The goal of urban forestry is to understand the ecological, institutional, and human issues at work in the urban landscape. Urban forestry is a comparatively new field within the academic discipline of forestry, and is closely allied to several scientific disciplines as well as the social sciences. Professionals in the field are called upon to provide scientific information and guidance, and to justify in economic, social, and environmental terms the value of the urban landscape in relation to other uses of the land and other needs of the city.

The multidisciplinary approach of this book recognizes the dilemma that in the attempt to solve problems by developing landscapes that address specific goals such as fire safety, energy and water conservation, and wildlife preservation,...

Land Use and Forest Resources in a Changing Environment: The Urban/Forest Interface (The Geo. S. Long Publication Series)

Land Use and Forest Resources in a Changing Environment: The Urban/Forest Interface (The Geo. S. Long Publication Series)
by National Symposium on the Urban (Author), Forest Interface: Land Use and Forest (Author), Gordon A. Bradley (Author), Gordon A. Bradley (Editor), University of Washington College of Forest Resources (Editor)




Edgewood

Edgewood
by Karen McQuestion


“I devoured it in one sitting!” New York Times Bestselling Author Lesley Kagen.

“Edgewood was better than Divergent and The Hunger Games. Edgewood is different. Edgewood was mind blowingly amazing.” Olivia at Fictionally Obsessed

From bestselling author Karen McQuestion—a brand new, spellbinding novel.
Wandering the dark streets at night is Russ Becker’s way of dealing with his relentless insomnia and the angst of life. But that changes forever the night he witnesses a strange astronomical event, then discovers he’s developed incredible superpowers.

And he’s not alone. Three others in his town—sexy Mallory, arrogant Jameson, and mysterious Nadia—have had the same experience and acquired intriguing powers of their own. As...

The Familiar, Volume 2: Into the Forest

The Familiar, Volume 2: Into the Forest
by Mark Z. Danielewski (Author)


The Familiar, Volume 1  Wherein the cat is found . . .
The Familiar, Volume 2  Wherein the cat is hungry . . .
  
From the universally acclaimed, genre-busting author of House of Leaves comes the second volume of The Familiar, a “novel [which] goes beyond the experimental into the visionary, creating a language and style that expands the horizon of meaning . . . hint[ing] at an evolved form of literature.”*
 
In The Familiar, Volume 2: Into the Forest, the lives of the disparate and dynamic nine characters introduced in “One Rainy Day in May” begin to intersect in inexplicable ways, finding harmonies and echoes in each other.
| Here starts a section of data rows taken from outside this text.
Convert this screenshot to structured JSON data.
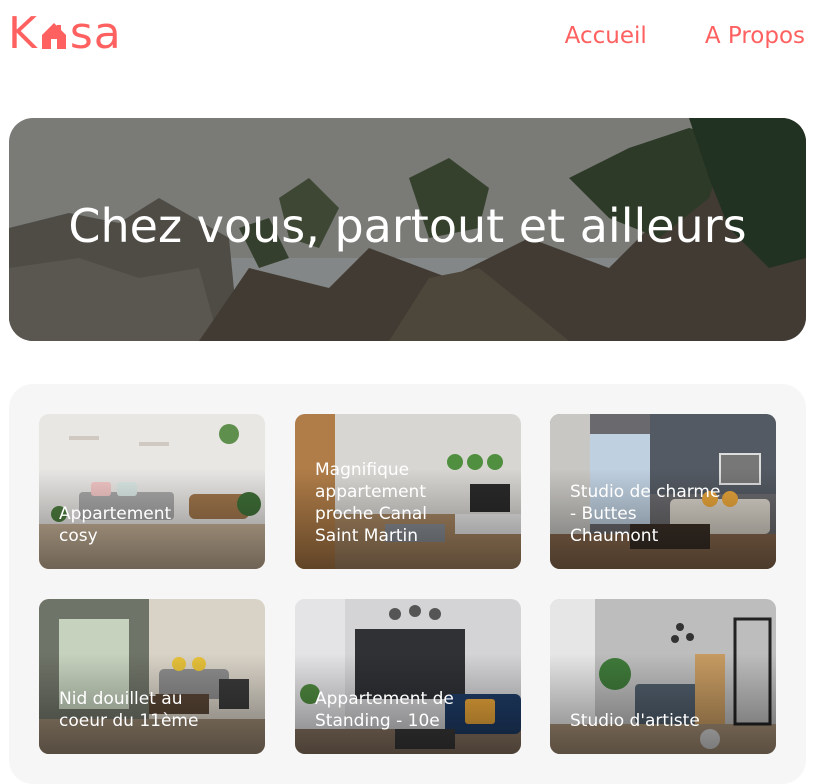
{
  "header": {
    "logo": {
      "text_left": "K",
      "text_right": "sa",
      "icon": "house-icon",
      "color": "#FF6060"
    },
    "nav": [
      {
        "label": "Accueil"
      },
      {
        "label": "A Propos"
      }
    ]
  },
  "banner": {
    "title": "Chez vous, partout et ailleurs"
  },
  "gallery": {
    "cards": [
      {
        "title": "Appartement cosy"
      },
      {
        "title": "Magnifique appartement proche Canal Saint Martin"
      },
      {
        "title": "Studio de charme - Buttes Chaumont"
      },
      {
        "title": "Nid douillet au coeur du 11ème"
      },
      {
        "title": "Appartement de Standing - 10e"
      },
      {
        "title": "Studio d'artiste"
      }
    ]
  },
  "colors": {
    "accent": "#FF6060",
    "gallery_bg": "#F6F6F6"
  }
}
What once  seemed remote and disconnected draws closer—slowly, steadily—toward something inevitable. . . . At the center...

© 2015 BrightSurf.com